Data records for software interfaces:
'''

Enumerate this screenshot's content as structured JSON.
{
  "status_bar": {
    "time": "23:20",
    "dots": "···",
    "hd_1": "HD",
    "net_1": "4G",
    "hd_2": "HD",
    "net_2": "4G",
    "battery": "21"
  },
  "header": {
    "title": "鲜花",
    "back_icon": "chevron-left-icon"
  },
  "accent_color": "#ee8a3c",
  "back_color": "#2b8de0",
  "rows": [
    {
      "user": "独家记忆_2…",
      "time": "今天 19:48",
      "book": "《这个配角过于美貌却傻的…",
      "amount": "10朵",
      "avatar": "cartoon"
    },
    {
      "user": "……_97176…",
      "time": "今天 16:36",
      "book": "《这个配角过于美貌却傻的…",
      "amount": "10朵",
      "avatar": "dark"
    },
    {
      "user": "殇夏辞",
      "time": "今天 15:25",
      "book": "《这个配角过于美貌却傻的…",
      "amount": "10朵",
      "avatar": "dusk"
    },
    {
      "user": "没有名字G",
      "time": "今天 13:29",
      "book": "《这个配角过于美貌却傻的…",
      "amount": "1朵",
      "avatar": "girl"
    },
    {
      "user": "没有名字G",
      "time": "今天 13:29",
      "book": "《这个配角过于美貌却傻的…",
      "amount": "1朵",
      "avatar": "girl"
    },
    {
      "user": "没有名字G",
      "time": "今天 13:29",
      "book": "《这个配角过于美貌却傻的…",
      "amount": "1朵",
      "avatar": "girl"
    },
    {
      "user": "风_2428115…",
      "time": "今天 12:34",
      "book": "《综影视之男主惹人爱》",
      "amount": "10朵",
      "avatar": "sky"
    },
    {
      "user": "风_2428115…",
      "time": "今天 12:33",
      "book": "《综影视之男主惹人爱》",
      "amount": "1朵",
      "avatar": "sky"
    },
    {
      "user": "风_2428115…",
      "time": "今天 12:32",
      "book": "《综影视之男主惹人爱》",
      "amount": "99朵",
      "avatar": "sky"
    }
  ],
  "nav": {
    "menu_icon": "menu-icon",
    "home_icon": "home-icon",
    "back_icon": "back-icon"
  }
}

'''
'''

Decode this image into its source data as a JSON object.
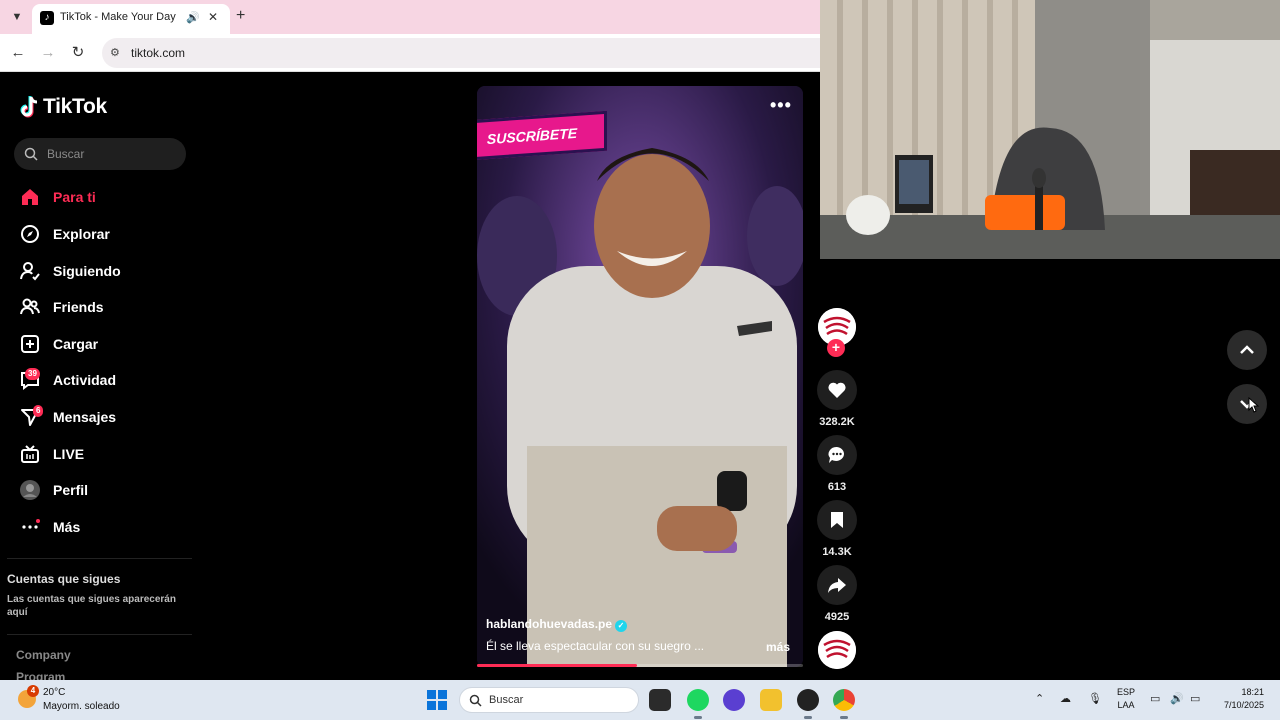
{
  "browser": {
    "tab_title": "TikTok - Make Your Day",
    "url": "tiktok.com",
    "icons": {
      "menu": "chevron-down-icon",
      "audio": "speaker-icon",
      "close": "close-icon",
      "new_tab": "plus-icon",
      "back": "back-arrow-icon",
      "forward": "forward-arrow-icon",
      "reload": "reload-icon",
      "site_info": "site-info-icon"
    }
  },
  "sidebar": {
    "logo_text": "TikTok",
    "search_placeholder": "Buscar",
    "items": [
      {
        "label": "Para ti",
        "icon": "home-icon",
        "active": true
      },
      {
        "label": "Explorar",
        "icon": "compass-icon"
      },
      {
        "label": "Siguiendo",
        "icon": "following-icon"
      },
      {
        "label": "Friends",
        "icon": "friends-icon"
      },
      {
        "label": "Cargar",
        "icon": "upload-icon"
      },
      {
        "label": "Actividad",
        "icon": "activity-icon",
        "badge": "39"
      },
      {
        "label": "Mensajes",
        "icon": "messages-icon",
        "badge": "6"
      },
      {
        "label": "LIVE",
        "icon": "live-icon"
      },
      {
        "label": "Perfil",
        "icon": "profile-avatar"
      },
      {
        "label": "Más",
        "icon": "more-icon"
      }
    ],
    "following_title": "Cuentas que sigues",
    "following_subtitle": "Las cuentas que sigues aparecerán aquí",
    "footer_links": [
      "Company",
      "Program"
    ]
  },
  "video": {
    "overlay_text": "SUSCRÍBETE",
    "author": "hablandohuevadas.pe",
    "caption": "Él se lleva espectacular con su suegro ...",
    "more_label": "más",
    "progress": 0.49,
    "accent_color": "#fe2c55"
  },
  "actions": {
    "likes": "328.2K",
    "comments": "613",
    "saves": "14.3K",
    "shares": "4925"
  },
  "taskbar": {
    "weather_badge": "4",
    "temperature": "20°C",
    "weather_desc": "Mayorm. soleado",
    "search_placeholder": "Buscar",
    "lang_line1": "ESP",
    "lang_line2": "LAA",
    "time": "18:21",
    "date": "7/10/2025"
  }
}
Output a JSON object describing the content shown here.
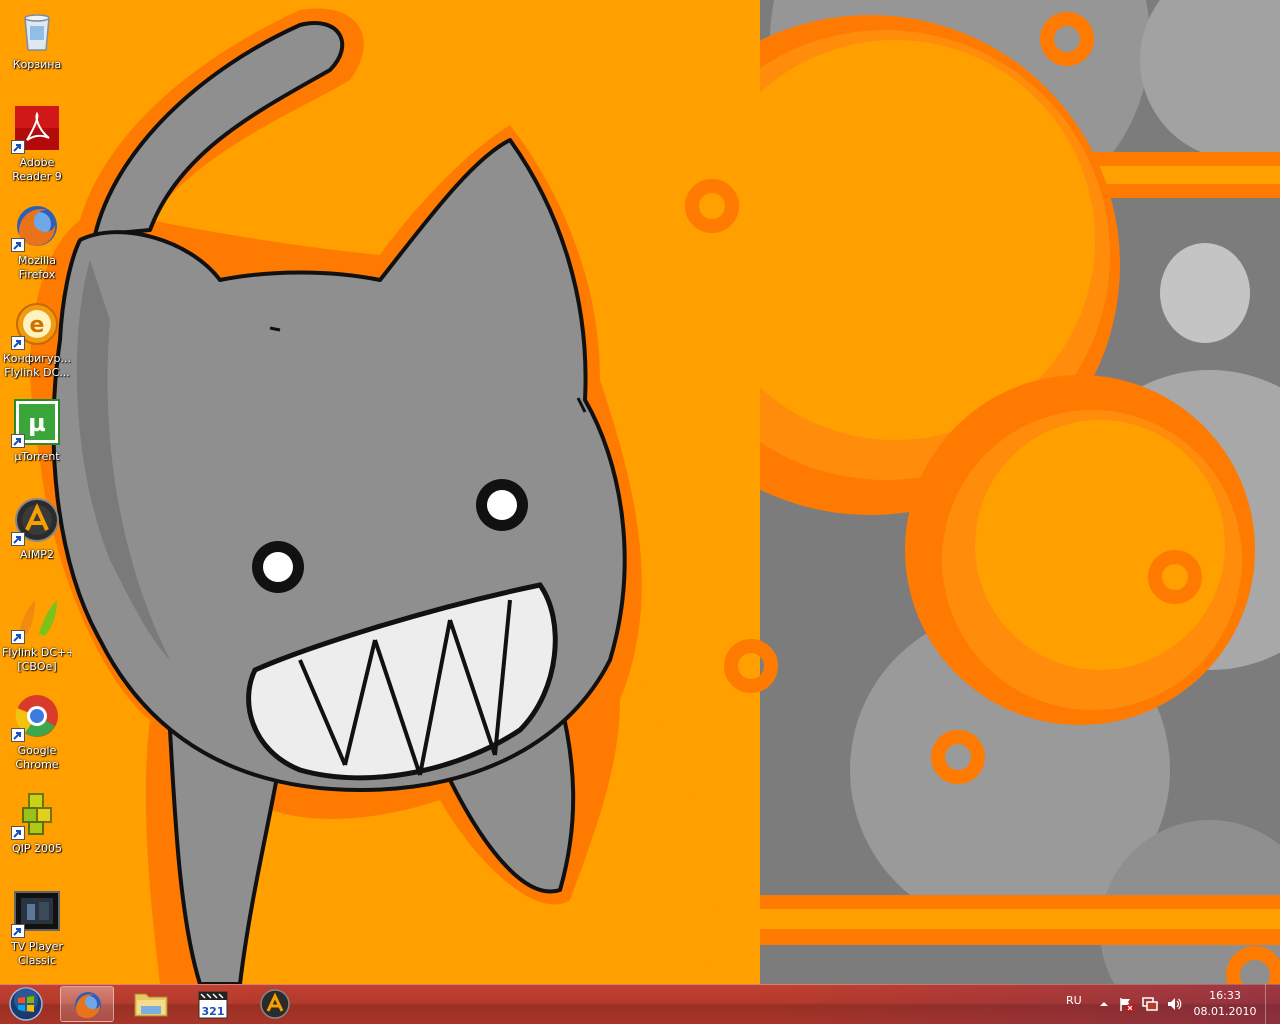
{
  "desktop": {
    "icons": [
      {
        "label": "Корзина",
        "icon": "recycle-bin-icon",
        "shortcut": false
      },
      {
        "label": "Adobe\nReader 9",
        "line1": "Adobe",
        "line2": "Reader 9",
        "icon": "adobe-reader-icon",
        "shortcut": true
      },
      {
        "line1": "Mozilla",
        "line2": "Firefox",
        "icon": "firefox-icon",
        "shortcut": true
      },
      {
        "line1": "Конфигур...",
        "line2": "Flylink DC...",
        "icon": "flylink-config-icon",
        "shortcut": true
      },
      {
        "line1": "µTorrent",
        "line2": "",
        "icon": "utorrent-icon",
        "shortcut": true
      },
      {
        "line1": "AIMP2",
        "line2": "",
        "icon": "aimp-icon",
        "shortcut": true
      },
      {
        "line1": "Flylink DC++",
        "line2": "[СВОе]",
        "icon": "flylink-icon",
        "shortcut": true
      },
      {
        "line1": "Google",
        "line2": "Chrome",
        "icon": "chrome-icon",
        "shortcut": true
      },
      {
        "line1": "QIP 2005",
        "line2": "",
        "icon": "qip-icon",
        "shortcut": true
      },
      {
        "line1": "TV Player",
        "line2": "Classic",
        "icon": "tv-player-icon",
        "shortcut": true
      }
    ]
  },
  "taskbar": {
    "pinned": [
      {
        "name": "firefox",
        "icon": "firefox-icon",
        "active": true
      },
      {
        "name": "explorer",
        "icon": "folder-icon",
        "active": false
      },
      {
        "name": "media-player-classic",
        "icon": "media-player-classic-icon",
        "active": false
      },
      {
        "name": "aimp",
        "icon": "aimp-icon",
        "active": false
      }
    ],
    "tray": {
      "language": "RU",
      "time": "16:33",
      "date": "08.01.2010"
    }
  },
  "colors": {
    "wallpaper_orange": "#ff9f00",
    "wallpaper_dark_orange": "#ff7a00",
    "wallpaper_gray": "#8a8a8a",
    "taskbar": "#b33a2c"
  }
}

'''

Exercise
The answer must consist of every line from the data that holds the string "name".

Written reply
        "name": "firefox",
        "name": "explorer",
        "name": "media-player-classic",
        "name": "aimp",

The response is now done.